§ **What to do**
Lines in the listing below that contain the string "Hauptkühlblech" are to be found and copied.

##### Exercise input

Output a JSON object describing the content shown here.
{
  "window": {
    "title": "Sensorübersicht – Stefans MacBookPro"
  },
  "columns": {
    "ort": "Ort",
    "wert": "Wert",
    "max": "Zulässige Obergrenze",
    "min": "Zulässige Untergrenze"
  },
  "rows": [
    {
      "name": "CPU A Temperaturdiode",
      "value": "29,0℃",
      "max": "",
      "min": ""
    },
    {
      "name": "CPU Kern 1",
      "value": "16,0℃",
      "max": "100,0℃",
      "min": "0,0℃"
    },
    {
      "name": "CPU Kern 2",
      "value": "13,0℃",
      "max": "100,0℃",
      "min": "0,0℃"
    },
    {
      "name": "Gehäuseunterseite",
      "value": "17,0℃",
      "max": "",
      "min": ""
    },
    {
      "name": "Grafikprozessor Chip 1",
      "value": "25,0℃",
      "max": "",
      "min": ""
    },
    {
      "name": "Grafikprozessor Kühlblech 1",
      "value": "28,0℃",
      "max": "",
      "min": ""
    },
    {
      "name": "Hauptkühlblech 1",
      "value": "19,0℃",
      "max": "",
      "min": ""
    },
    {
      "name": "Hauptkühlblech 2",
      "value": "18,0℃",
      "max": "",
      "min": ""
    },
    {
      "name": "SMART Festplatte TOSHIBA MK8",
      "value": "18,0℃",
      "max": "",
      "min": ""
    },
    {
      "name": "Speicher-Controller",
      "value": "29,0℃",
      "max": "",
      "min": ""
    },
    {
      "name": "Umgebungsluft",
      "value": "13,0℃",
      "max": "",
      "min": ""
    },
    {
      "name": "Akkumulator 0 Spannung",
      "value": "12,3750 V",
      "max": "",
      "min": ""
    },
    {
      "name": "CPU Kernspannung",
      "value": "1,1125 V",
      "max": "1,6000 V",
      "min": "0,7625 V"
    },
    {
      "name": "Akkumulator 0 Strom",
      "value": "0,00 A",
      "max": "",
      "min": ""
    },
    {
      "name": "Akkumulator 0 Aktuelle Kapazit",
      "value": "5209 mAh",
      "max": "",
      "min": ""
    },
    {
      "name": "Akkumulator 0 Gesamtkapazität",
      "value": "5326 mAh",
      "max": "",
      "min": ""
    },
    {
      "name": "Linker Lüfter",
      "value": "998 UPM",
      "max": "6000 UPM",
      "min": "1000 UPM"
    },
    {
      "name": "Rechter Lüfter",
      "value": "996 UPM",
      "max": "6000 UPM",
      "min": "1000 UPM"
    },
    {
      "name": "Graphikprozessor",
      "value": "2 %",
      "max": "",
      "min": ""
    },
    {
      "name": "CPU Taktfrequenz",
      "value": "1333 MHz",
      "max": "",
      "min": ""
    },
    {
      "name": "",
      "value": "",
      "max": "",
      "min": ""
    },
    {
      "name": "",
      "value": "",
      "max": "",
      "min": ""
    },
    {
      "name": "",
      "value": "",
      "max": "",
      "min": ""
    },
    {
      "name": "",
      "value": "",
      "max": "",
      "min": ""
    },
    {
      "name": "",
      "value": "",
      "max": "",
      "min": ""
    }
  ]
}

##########

§ **Task output**
      "name": "Hauptkühlblech 1",
      "name": "Hauptkühlblech 2",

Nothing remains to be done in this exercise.